Green Futures is a fantastic read! It's full of really useful, new information which actually gives you hope. What more could you want?
To safeguard the world’s most extensive marine conservation area, the British government should repair its relations with Mauritius and the region’s indigenous people, argues Peter Harris.
In 2010, Whitehall designated a Marine Protected Area (MPA) in the Chagos Archipelago, a vast expanse of ocean that is governed as the British Indian Ocean Territory (BIOT). Overnight, the Chagos MPA became the most extensive conservation area of its kind, encompassing nearly 400,000 square miles and promising sanctuary to the largest coral atoll structure on the planet, the Great Chagos Bank. But an inconvenient truth was buried beneath this impressive plan, one that portends ill for the long-term success of the MPA.
While Chagos undoubtedly boasts a marine environment worth protecting, it is mostly thanks to a massive US military base on the largest island of Diego Garcia, which has imposed secrecy and seclusion on the surrounding waters for decades. Before construction on the base began in 1973, the indigenous Chagos Islanders were forcibly evicted from their homes.

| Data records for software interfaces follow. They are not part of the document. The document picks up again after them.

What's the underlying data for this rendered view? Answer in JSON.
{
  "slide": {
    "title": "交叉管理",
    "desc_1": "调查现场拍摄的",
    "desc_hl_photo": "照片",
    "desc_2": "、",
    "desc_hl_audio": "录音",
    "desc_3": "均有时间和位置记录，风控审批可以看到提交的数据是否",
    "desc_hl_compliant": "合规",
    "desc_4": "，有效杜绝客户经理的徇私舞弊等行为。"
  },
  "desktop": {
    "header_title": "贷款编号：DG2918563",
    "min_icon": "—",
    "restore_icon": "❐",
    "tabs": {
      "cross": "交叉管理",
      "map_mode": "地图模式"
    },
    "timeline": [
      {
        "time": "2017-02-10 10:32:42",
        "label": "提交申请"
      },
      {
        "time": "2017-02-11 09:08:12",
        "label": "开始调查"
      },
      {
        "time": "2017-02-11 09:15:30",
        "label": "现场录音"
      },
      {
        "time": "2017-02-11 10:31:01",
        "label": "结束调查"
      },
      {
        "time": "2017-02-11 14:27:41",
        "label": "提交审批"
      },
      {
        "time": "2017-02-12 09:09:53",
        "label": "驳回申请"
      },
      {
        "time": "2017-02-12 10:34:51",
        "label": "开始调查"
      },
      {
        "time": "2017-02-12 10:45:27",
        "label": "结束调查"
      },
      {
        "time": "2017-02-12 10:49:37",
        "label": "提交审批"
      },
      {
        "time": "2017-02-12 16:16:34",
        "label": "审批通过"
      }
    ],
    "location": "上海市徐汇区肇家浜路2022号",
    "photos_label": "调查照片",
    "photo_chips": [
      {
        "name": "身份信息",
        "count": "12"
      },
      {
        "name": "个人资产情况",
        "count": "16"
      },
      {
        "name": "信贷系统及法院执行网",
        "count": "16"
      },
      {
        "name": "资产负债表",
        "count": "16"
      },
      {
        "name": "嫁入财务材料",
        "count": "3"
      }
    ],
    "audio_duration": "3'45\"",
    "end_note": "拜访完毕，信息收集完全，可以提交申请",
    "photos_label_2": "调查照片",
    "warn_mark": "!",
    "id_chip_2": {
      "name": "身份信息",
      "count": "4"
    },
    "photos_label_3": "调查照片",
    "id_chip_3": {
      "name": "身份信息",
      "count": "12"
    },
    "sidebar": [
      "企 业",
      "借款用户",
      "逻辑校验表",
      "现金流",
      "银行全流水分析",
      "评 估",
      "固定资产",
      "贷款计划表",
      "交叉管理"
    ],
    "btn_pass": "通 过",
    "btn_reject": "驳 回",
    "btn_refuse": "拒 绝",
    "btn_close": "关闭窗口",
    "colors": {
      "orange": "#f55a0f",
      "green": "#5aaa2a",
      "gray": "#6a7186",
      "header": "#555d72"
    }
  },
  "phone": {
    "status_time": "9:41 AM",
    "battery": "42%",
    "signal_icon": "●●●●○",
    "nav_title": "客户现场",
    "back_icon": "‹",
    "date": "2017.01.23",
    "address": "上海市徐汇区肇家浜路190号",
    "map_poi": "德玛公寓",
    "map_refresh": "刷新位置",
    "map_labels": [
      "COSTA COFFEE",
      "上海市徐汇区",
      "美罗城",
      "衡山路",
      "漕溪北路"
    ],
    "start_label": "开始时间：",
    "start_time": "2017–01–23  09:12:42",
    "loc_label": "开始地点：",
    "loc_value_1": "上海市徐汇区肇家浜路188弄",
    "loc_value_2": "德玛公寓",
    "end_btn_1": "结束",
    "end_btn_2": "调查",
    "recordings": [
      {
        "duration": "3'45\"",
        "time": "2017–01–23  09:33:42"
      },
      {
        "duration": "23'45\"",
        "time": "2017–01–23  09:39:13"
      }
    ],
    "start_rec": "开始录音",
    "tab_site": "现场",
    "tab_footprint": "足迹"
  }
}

Devoid of people, most of Chagos was left to the wild. Native species and the coral reefs flourished. Today, some scientists and conservation groups tolerate the military footprint in Chagos as a pragmatic way to guarantee the archipelago’s continued isolation. But just how secure is this supposed environmental safe haven?
For one thing, the base on Diego Garcia degrades the natural environment. Given the industrial nature of modern warfare, how could it do otherwise? The base is a magnet for huge, polluting air and sea vessels – nuclear submarines among them – and houses stockpiles of armaments. Diego Garcia’s lagoon has been subject to blasting and dredging. A runway has been paved, buildings erected. And US military personnel are permitted to fish in what is supposedly a no-take marine park because, astonishingly, Diego Garcia and its territorial waters are excluded from the MPA framework.
Furthermore, what happens to the Chagos MPA if US military policy shifts – if, for example, the Pentagon presses for the militarisation of the entire Chagos Archipelago? Or what if a training exercise goes wrong, as happened recently when two US fighter jets dropped bombs near the Great Barrier Reef? What if Diego Garcia is attacked by a foreign adversary? As these contingencies make clear, military custodianship of Chagos comes with intolerable risk.
One way forward would be to integrate Diego Garcia into the MPA framework. However, while environmental regulation and monitoring of the base should be increased, this would do nothing to guard against the creeping militarisation of the rest of Chagos. A more far-reaching settlement would be to separate Diego Garcia from the rest of BIOT, creating two distinct jurisdictions.
In the past, British officials always have urged the Pentagon to declare the entirety of BIOT necessary for military purposes, partly as a pretext for not resettling the Chagossians and perhaps also to delay ceding Chagos to the government of Mauritius, which claims sovereignty over the entire archipelago, and to whom Britain has promised the islands once they are no longer needed for military purposes. Yet the fact is only Diego Garcia is of any military value. The political architecture should reflect this, confining military activity to Diego Garcia and releasing the Outer Chagos Islands—and the Chagos MPA along with them—from relying upon the good will of a US military that cannot commit to making environmental protection a priority.
At first glance, this solution might appear to risk antagonising Mauritius. But divorcing the Outer Chagos Islands from Diego Garcia would pave the way for the transfer of these non-militarised islands to Mauritius within the foreseeable future – a marked improvement on the status quo. Port Louis could immediately become engaged in the management of the MPA as part of a gradual handover.
Emancipating the Outer Chagos Islands would also make conciliation with the exiled Chagossians, now long overdue, much easier to attain. Islanders could resettle the atolls of Salomon and Peros Banhos, whether under British, Mauritian or joint supervision, without ever interfering with operations on Diego Garcia. Of course, the right to resettle Diego Garcia should never be conceded; rather, a successful and sustainable return to the outer islands would prove that a Chagossian presence on Diego Garcia is nothing to fear.
For too long, the conservation of Chagos has been treated in isolation from military, diplomatic and human rights issues. Instead, it must be recognised that Mauritius will, sooner or later, acquire sovereignty over the islands and their fragile coral reefs. More immediately, the Chagossians have the right to be involved in the conservation of their homeland. It is better to build a sustainable future in Chagos now – politically as well as environmentally – than accept military custodianship as the only game in town.
Peter Harris is a PhD candidate, Department of Government, University of Texas at Austin. He is currently researching the human and environmental implications of the US military base on Diego Garcia.
Photo credit: US Navy